A very old English heirloom Gooseberry; we are delighted to have limited stocks available.

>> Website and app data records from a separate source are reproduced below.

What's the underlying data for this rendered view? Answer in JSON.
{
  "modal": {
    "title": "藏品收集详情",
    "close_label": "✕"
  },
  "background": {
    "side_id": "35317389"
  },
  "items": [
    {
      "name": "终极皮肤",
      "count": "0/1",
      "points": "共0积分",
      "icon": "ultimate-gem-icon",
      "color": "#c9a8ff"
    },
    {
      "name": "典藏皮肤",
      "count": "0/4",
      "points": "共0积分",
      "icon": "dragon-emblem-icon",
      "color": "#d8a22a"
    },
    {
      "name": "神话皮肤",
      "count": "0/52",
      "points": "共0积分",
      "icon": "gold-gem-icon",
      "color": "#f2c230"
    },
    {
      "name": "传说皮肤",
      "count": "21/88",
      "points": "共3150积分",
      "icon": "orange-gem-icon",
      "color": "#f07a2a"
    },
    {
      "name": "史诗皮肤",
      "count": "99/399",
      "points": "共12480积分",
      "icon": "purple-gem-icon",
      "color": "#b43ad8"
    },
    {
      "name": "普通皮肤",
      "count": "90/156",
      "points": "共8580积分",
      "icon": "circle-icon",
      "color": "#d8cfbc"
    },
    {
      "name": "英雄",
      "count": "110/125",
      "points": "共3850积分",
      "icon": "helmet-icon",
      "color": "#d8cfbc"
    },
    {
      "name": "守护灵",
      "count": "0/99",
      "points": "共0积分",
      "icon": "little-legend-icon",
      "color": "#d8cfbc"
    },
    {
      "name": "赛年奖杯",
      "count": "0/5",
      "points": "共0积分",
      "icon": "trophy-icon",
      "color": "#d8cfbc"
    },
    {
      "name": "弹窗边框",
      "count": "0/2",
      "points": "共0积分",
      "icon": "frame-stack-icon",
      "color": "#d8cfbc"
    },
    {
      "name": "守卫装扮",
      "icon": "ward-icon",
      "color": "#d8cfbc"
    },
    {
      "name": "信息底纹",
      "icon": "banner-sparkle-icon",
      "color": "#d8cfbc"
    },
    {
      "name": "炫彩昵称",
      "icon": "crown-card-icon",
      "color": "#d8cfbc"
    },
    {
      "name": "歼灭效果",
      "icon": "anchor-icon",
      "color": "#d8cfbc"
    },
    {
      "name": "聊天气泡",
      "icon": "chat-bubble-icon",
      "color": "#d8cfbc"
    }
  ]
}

The English 'Red Jacket' cultivar stood alone as the winner, primarily due to its superior hardiness (per conversation with Gene Howard, superintendent of the Cheyenne Station from 1964 to 1974). Mr. Howard told me cuttings had been obtained directly from England and that it eventually became his personal favorite due to its hardiness, productivity, flavor andrelative freedom from powdery mildew. He held the English 'Red Jacket' in such high regard that he transplanted it, and none other, to his personal residence before the collection was destroyed. The plant in Cheyenne is extremely thorny with thick, heavy thorns in triplets at each node and bears prolifically, so much that the weight of the fruit has caused the branches to grow in a mounded, almost prostrate form. The earliest known reference dates to 1881 where the 'Red Jacket' took 6th place in the red category at the English National Gooseberry Show held in Manchester. One of its berries was reported to have weighed approx. 1.1 ounces. Berries in Cheyenne were about the circumference of a nickel with 20 to 30 berries per branch. From a reference (J.L. Budd and N.E. Hansen in 1903) it is described as having smooth skin and flesh sweet and good. Budd and Hansen named it 'English Red Jacket' to distinguish it from the Canadian sort.